Christmas is coming and although we often think of it as the most magical time of the year, for many it can be a serious challenge.
There are a range of reasons why people find Christmas tough. As well as the pressure to enjoy ourselves and to act happy, it can be lonely and isolating, reminding us of people who aren't around or obliging us to engage with people or situations we'd rather avoid. There might be struggles with money or practical matters, or memories of difficult Christmases of the past. Or perhaps it's because things feel different to the way they once did in other, less testing years. All things which can make it an especially difficult moment for those of us coping with mental health issues, with the added stresses of living through a pandemic only making things even harder.
Although it might sound too simplistic to be true, recent research seems to suggest that thinking back upon positive moments from the past may actually provide practical help.
Memories are a vital part of the way we see ourselves and play an important role in our mental health, with some research finding that sufferers of depression are less likely to recall good memories than bad ones. Their memories of unhappy times may be worse than they were in reality: “competitive memory theory” claims that this repeated activation of negative mental pathways strengthens them while their positive counterparts become weaker. The kind of stresses that Christmas can provoke lower our ability to control our emotions and can allow these negative thoughts and memories to gain the upper hand.
A 2017 research paper published in the “human behaviour” section of journal Nature found that when people recalled positive memories after undergoing a stressful experience, release of the stress hormone cortisol was slowed and parts of the brain associated with regulating emotion became more active, leading the scientists conducting the study to conclude that simply thinking about happier times helped control the rise of negative emotion. Another study from the following year which aimed to explore whether positive memory training was able to help protect those who are at high risk for depression found that training people to contrast negative thoughts like feelings of worthlessness by remembering positive actions in the past seemed to reduce the brain’s tendency to activate negative thought pathways, leading to a significant drop in the number of people suffering from depression. And a more recent study from 2019 found that training people to recall pleasant memories in detail contributed to lowering the risk of negative self-image and depression, finding that eliciting positive memories was associated with lower cortisol and fewer “negative self-cognitions” over the course of one year.
However, some of us may find it difficult to remember positive events, especially during a period as challenging as Christmas. This is why the authors of the 2019 study suggest combining positive memory recall training with treatments like cognitive behavioural therapy. They also say that small acts of personal creativity like writing a journal or compiling a playlist of songs that evoke pleasant feelings may be helpful in reinforcing our ability to elicit positive memories on demand.

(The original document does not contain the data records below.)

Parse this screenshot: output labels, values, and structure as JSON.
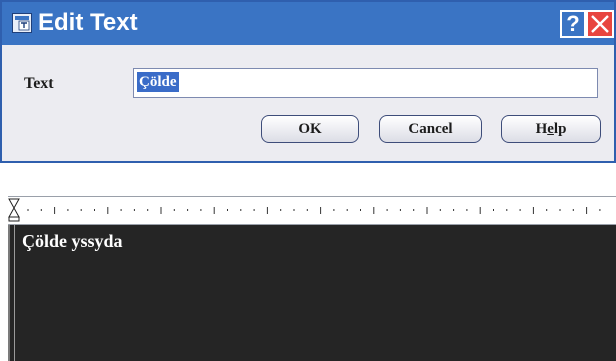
{
  "dialog": {
    "title": "Edit Text",
    "help_glyph": "?",
    "field_label": "Text",
    "field_value": "Çölde",
    "buttons": {
      "ok": "OK",
      "cancel": "Cancel",
      "help_prefix": "H",
      "help_underlined": "e",
      "help_suffix": "lp"
    }
  },
  "editor": {
    "content": "Çölde yssyda"
  },
  "icons": {
    "title": "edit-text-icon",
    "help": "question-icon",
    "close": "close-icon",
    "indent_marker": "indent-marker-icon"
  },
  "colors": {
    "titlebar": "#3a74c4",
    "close_button": "#e8453f",
    "selection": "#3a6cc8",
    "editor_background": "#252525"
  }
}
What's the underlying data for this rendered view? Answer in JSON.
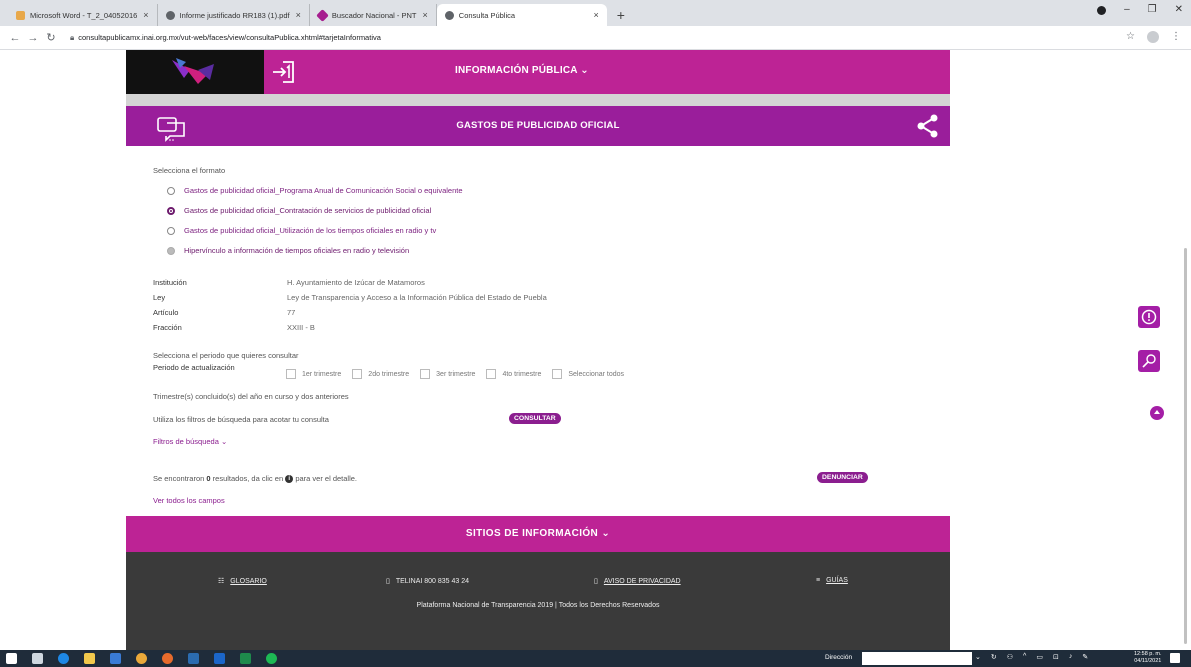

So although the idea that simply thinking happy thoughts can have a positive effect on our mental health might sound facile, science certainly seems to be taking it seriously. Let’s hope that it leads to the discovery of ways to make Christmas - and the rest of the year - less of a challenge for those who are struggling.